Work request
Search the entries for the string "true" and give the number of lines that hold it, nothing more.

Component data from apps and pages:
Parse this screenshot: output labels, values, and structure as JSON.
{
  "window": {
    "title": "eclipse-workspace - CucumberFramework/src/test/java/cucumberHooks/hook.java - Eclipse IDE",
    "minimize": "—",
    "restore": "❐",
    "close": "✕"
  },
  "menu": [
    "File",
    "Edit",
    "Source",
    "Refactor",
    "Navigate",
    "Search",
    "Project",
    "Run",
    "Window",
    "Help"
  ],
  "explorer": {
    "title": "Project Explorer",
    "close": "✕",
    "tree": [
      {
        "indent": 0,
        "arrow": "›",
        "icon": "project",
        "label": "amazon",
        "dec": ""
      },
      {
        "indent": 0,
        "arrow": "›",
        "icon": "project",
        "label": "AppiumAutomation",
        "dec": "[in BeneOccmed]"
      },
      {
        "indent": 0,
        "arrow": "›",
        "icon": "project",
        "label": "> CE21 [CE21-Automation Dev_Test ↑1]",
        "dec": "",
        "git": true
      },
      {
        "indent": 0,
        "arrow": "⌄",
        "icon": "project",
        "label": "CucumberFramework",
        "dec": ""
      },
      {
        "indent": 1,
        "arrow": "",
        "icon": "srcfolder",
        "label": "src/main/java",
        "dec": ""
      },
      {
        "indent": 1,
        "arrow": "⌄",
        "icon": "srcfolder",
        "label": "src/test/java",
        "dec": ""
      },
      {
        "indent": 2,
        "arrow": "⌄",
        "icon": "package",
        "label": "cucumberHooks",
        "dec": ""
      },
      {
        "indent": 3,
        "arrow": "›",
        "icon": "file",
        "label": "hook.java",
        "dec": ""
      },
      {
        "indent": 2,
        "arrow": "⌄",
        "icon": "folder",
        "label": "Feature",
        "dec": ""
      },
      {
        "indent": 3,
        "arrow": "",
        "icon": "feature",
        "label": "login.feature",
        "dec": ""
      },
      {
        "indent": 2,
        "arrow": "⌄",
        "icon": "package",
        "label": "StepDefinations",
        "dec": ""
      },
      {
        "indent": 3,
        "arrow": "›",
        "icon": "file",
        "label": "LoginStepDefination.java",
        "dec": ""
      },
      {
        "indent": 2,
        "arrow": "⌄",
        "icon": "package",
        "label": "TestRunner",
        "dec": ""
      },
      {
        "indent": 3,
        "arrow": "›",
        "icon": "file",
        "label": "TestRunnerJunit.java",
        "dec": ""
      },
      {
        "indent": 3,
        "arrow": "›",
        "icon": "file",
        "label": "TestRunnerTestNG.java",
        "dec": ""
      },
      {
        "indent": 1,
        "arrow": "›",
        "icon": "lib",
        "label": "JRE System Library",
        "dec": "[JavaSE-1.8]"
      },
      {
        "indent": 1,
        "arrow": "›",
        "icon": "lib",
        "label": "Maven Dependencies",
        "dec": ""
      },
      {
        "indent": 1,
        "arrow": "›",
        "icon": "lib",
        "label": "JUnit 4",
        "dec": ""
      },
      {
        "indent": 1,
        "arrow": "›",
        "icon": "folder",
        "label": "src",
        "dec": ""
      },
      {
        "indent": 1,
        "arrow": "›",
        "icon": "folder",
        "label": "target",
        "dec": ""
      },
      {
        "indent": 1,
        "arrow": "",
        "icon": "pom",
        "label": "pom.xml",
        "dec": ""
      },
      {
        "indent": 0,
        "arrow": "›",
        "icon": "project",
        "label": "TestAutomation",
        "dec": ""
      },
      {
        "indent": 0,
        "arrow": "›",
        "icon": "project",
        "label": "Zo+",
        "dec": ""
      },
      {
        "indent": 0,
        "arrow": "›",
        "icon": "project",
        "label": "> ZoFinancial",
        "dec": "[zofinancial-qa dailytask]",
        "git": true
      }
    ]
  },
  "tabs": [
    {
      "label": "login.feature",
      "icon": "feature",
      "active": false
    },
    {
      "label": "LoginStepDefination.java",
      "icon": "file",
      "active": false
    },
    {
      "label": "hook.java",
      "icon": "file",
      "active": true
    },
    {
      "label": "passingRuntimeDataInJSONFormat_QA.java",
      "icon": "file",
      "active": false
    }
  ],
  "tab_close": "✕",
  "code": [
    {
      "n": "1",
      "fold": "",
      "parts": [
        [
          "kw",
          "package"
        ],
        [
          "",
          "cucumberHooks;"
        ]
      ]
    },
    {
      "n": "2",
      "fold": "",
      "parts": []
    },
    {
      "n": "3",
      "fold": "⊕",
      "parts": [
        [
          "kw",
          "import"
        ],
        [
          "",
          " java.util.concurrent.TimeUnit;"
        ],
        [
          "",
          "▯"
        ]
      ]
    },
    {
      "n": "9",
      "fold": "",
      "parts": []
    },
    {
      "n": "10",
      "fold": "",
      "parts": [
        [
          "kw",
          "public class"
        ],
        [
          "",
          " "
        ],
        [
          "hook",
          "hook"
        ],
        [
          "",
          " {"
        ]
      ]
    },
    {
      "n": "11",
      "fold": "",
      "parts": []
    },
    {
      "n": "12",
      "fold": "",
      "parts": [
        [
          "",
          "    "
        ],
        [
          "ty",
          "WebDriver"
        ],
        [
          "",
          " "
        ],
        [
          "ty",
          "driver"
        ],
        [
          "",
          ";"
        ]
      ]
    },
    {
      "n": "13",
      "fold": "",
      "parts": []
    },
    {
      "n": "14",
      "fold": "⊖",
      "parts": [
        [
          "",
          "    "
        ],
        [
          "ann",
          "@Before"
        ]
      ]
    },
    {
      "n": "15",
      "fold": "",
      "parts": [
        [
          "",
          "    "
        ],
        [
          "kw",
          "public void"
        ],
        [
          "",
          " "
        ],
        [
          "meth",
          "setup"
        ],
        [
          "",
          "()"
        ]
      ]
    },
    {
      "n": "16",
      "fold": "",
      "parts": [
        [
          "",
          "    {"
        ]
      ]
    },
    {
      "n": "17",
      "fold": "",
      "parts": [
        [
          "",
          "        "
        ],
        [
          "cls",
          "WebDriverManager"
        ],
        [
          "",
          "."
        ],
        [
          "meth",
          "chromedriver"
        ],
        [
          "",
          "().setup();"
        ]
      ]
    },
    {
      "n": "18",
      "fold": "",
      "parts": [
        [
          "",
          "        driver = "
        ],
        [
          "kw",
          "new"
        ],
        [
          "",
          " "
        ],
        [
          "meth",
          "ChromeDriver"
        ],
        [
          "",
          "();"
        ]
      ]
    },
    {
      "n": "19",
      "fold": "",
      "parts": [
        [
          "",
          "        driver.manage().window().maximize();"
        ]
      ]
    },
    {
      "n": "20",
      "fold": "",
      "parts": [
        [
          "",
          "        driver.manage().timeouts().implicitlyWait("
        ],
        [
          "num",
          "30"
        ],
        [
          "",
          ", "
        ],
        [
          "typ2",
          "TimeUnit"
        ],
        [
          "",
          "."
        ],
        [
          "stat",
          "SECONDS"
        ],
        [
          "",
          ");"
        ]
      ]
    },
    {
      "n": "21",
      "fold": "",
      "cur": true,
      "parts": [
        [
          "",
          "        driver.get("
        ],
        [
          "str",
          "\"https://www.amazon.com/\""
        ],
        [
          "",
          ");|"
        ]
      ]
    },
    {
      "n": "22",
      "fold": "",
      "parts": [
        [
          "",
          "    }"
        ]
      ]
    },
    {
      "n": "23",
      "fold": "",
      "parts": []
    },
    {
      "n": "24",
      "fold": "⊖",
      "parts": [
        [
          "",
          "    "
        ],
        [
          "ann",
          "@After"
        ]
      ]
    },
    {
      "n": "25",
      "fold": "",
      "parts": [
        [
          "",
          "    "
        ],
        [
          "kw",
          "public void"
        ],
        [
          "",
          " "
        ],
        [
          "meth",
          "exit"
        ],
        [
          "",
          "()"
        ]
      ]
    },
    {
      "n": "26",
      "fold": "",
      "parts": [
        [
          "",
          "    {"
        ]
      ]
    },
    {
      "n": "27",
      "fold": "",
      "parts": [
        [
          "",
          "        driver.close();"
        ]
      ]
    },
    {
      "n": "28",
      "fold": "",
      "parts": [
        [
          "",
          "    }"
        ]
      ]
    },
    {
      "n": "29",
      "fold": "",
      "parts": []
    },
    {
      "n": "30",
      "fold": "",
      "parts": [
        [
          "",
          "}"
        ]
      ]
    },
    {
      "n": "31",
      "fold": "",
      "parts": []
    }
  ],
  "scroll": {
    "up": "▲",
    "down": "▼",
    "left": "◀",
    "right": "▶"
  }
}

Answer box
4